In the mid-1930s, Covarrubias returned to Mexico to live with his wife Rosa Rolanda. The couple had met in New York City where she was a respected modern dancer. Their home in Tizapán, just outside Mexico City, became a famous international stopover for artists, similar to Virginia Woolf’s home in Bloomsbury and Gertrude Stein’s in Paris.
Covarrubias turned his attention and energies to researching the ancient cultures of the Americas, particularly those in Mexico. He became a leading anthropologist, ethnologist and educator during the latter part of his career. He taught at the National School of Anthropology and History in the 1940s and 1950s, and as head of the Department of Dance at the National Institute of Fine Arts, he introduced modern dance to Mexico City’s audiences.
Accompanying the exhibition is the book “The Covarrubias Circle: The Nickolas Muray Collection of Mexican Art,” co-published by the Ransom Center and University of Texas Press. The publication includes major essays on Covarrubias and Muray, featuring color illustrations of the art in Muray’s collection of Mexican modernists, notably works by Frida Kahlo, Guillermo Meza, Roberto Montenegro, Rafael Navarro, Juan Soriano and Rufino Tamayo.
The publication illustrates the transgression of generic boundaries and cross fertilization among artists working in different media, from painting and photography to dance and ethnography that gave modernism its freshness and energy. It also demonstrates that American modernism was thoroughly infused with a fervor for all things Mexican, of which Covarrubias was a principal proponent.

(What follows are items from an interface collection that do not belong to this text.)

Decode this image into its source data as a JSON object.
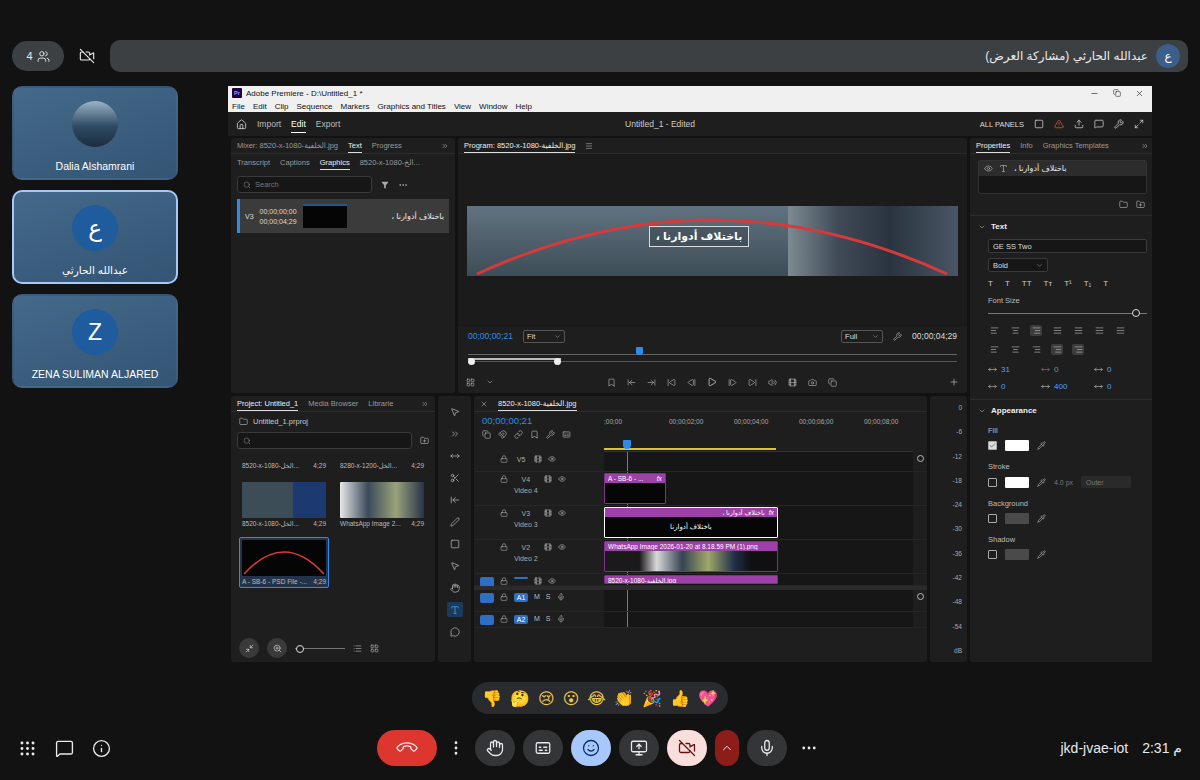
{
  "meet": {
    "participant_count": "4",
    "camera_blocked": true,
    "presenter_label": "عبدالله الحارثي (مشاركة العرض)",
    "presenter_avatar": "ع",
    "tiles": [
      {
        "name": "Dalia Alshamrani",
        "avatar": "",
        "kind": "photo",
        "active": false
      },
      {
        "name": "عبدالله الحارثي",
        "avatar": "ع",
        "kind": "letter",
        "active": true
      },
      {
        "name": "ZENA SULIMAN ALJARED",
        "avatar": "Z",
        "kind": "letter",
        "active": false
      }
    ],
    "reactions": [
      "👎",
      "🤔",
      "😢",
      "😮",
      "😂",
      "👏",
      "🎉",
      "👍",
      "💖"
    ],
    "left_controls": [
      {
        "kind": "activities"
      },
      {
        "kind": "chat"
      },
      {
        "kind": "info"
      }
    ],
    "controls": [
      {
        "kind": "end-call",
        "selected": false
      },
      {
        "kind": "more-options",
        "selected": false
      },
      {
        "kind": "raise-hand",
        "selected": false
      },
      {
        "kind": "captions",
        "selected": false
      },
      {
        "kind": "reactions",
        "selected": true
      },
      {
        "kind": "present",
        "selected": false
      },
      {
        "kind": "camera-off",
        "selected": false
      },
      {
        "kind": "camera-options",
        "selected": false
      },
      {
        "kind": "mic",
        "selected": false
      },
      {
        "kind": "more-audio",
        "selected": false
      }
    ],
    "meeting_code": "jkd-jvae-iot",
    "time": "2:31 م"
  },
  "premiere": {
    "logo": "Pr",
    "title": "Adobe Premiere - D:\\Untitled_1 *",
    "menu": [
      "File",
      "Edit",
      "Clip",
      "Sequence",
      "Markers",
      "Graphics and Titles",
      "View",
      "Window",
      "Help"
    ],
    "workspaces": [
      {
        "label": "Import",
        "selected": false
      },
      {
        "label": "Edit",
        "selected": true
      },
      {
        "label": "Export",
        "selected": false
      }
    ],
    "document_title": "Untitled_1 - Edited",
    "all_panels": "ALL PANELS",
    "source": {
      "tabs": [
        {
          "label": "Mixer: 8520-x-1080-الخلفية.jpg",
          "selected": false
        },
        {
          "label": "Text",
          "selected": true
        },
        {
          "label": "Progress",
          "selected": false
        }
      ],
      "subtabs": [
        {
          "label": "Transcript",
          "selected": false
        },
        {
          "label": "Captions",
          "selected": false
        },
        {
          "label": "Graphics",
          "selected": true
        },
        {
          "label": "8520-x-1080-الخ...",
          "selected": false
        }
      ],
      "search_placeholder": "Search",
      "items": [
        {
          "track": "V3",
          "start": "00;00;00;00",
          "end": "00;00;04;29",
          "text": "باختلاف أدوارنا ،",
          "selected": true
        }
      ]
    },
    "program": {
      "tab": "Program: 8520-x-1080-الخلفية.jpg",
      "overlay_text": "باختلاف أدوارنا ،",
      "timecode": "00;00;00;21",
      "fit": "Fit",
      "quality": "Full",
      "duration": "00;00;04;29",
      "playhead": 0.35,
      "zoom_level": 0.19
    },
    "properties": {
      "tabs": [
        {
          "label": "Properties",
          "selected": true
        },
        {
          "label": "Info",
          "selected": false
        },
        {
          "label": "Graphics Templates",
          "selected": false
        }
      ],
      "layer": "باختلاف أدوارنا ،",
      "section": "Text",
      "font": "GE SS Two",
      "style": "Bold",
      "type_buttons": [
        "T",
        "T",
        "TT",
        "Tт",
        "T¹",
        "T₁",
        "T"
      ],
      "font_size_label": "Font Size",
      "font_size_level": 0.93,
      "metrics": [
        {
          "value": "31",
          "disabled": false
        },
        {
          "value": "0",
          "disabled": true
        },
        {
          "value": "0",
          "disabled": false
        },
        {
          "value": "0",
          "disabled": false
        },
        {
          "value": "400",
          "disabled": false
        },
        {
          "value": "0",
          "disabled": false
        }
      ],
      "appearance": "Appearance",
      "appearance_items": [
        {
          "label": "Fill",
          "checked": true,
          "swatch": "#ffffff",
          "width": "",
          "position": ""
        },
        {
          "label": "Stroke",
          "checked": false,
          "swatch": "#ffffff",
          "width": "4.0 px",
          "position": "Outer"
        },
        {
          "label": "Background",
          "checked": false,
          "swatch": "#4a4a4a",
          "width": "",
          "position": ""
        },
        {
          "label": "Shadow",
          "checked": false,
          "swatch": "#4a4a4a",
          "width": "",
          "position": ""
        }
      ]
    },
    "project": {
      "tabs": [
        {
          "label": "Project: Untitled_1",
          "selected": true
        },
        {
          "label": "Media Browser",
          "selected": false
        },
        {
          "label": "Librarie",
          "selected": false
        }
      ],
      "file": "Untitled_1.prproj",
      "items": [
        {
          "name": "8520-x-1080-الخل...",
          "duration": "4;29",
          "kind": "cut",
          "selected": false
        },
        {
          "name": "8280-x-1200-الخل...",
          "duration": "4;29",
          "kind": "cut",
          "selected": false
        },
        {
          "name": "8520-x-1080-الخل...",
          "duration": "4;29",
          "kind": "banner",
          "selected": false
        },
        {
          "name": "WhatsApp Image 2...",
          "duration": "4;29",
          "kind": "photo",
          "selected": false
        },
        {
          "name": "A - SB-6 - PSD File -...",
          "duration": "4;29",
          "kind": "arc",
          "selected": true
        }
      ],
      "zoom_level": 0.1
    },
    "tools": [
      {
        "kind": "select",
        "selected": false
      },
      {
        "kind": "track-select",
        "selected": false
      },
      {
        "kind": "ripple",
        "selected": false
      },
      {
        "kind": "razor",
        "selected": false
      },
      {
        "kind": "slip",
        "selected": false
      },
      {
        "kind": "pen",
        "selected": false
      },
      {
        "kind": "rectangle",
        "selected": false
      },
      {
        "kind": "pointer",
        "selected": false
      },
      {
        "kind": "hand",
        "selected": false
      },
      {
        "kind": "type",
        "selected": true
      },
      {
        "kind": "caption",
        "selected": false
      }
    ],
    "timeline": {
      "tab": "8520-x-1080-الخلفية.jpg",
      "timecode": "00;00;00;21",
      "ruler": [
        ";00;00",
        "00;00;02;00",
        "00;00;04;00",
        "00;00;06;00",
        "00;00;08;00"
      ],
      "playhead_s": 0.7,
      "work_area_s": 5.3,
      "tracks": [
        {
          "id": "V5",
          "name": "",
          "kind": "video-short",
          "targeted": false,
          "source_patch": false,
          "mute_label": "",
          "solo_label": "",
          "clips": []
        },
        {
          "id": "V4",
          "name": "Video 4",
          "kind": "video",
          "targeted": false,
          "source_patch": false,
          "mute_label": "",
          "solo_label": "",
          "clips": [
            {
              "label": "A - SB-6 - ...",
              "start_s": 0,
              "duration_s": 1.9,
              "badge": "fx",
              "selected": false,
              "thumb": "dark",
              "thumb_text": ""
            }
          ]
        },
        {
          "id": "V3",
          "name": "Video 3",
          "kind": "video",
          "targeted": false,
          "source_patch": false,
          "mute_label": "",
          "solo_label": "",
          "clips": [
            {
              "label": "باختلاف أدوارنا ،",
              "start_s": 0,
              "duration_s": 5.35,
              "badge": "fx",
              "selected": true,
              "thumb": "dark",
              "thumb_text": "باختلاف أدوارنا"
            }
          ]
        },
        {
          "id": "V2",
          "name": "Video 2",
          "kind": "video",
          "targeted": false,
          "source_patch": false,
          "mute_label": "",
          "solo_label": "",
          "clips": [
            {
              "label": "WhatsApp Image 2026-01-20 at 8.18.59 PM (1).png",
              "start_s": 0,
              "duration_s": 5.35,
              "badge": "",
              "selected": false,
              "thumb": "photo",
              "thumb_text": ""
            }
          ]
        },
        {
          "id": "",
          "name": "",
          "kind": "video-cut",
          "targeted": true,
          "source_patch": true,
          "mute_label": "",
          "solo_label": "",
          "clips": [
            {
              "label": "8520-x-1080-الخلفية.jpg",
              "start_s": 0,
              "duration_s": 5.35,
              "badge": "",
              "selected": false,
              "thumb": "dark",
              "thumb_text": ""
            }
          ]
        },
        {
          "id": "A1",
          "name": "",
          "kind": "audio",
          "targeted": true,
          "source_patch": true,
          "mute_label": "M",
          "solo_label": "S",
          "clips": []
        },
        {
          "id": "A2",
          "name": "",
          "kind": "audio-cut",
          "targeted": true,
          "source_patch": true,
          "mute_label": "M",
          "solo_label": "S",
          "clips": []
        }
      ]
    },
    "meter": {
      "ticks": [
        "0",
        "-6",
        "-12",
        "-18",
        "-24",
        "-30",
        "-36",
        "-42",
        "-48",
        "-54"
      ],
      "unit": "dB"
    }
  }
}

“Miguel Covarrubias’s artistic talent, energy and intellect wrought an extraordinary range of lifetime achievements,” said Mears. “He truly was Mexico’s 20th-century Renaissance man.”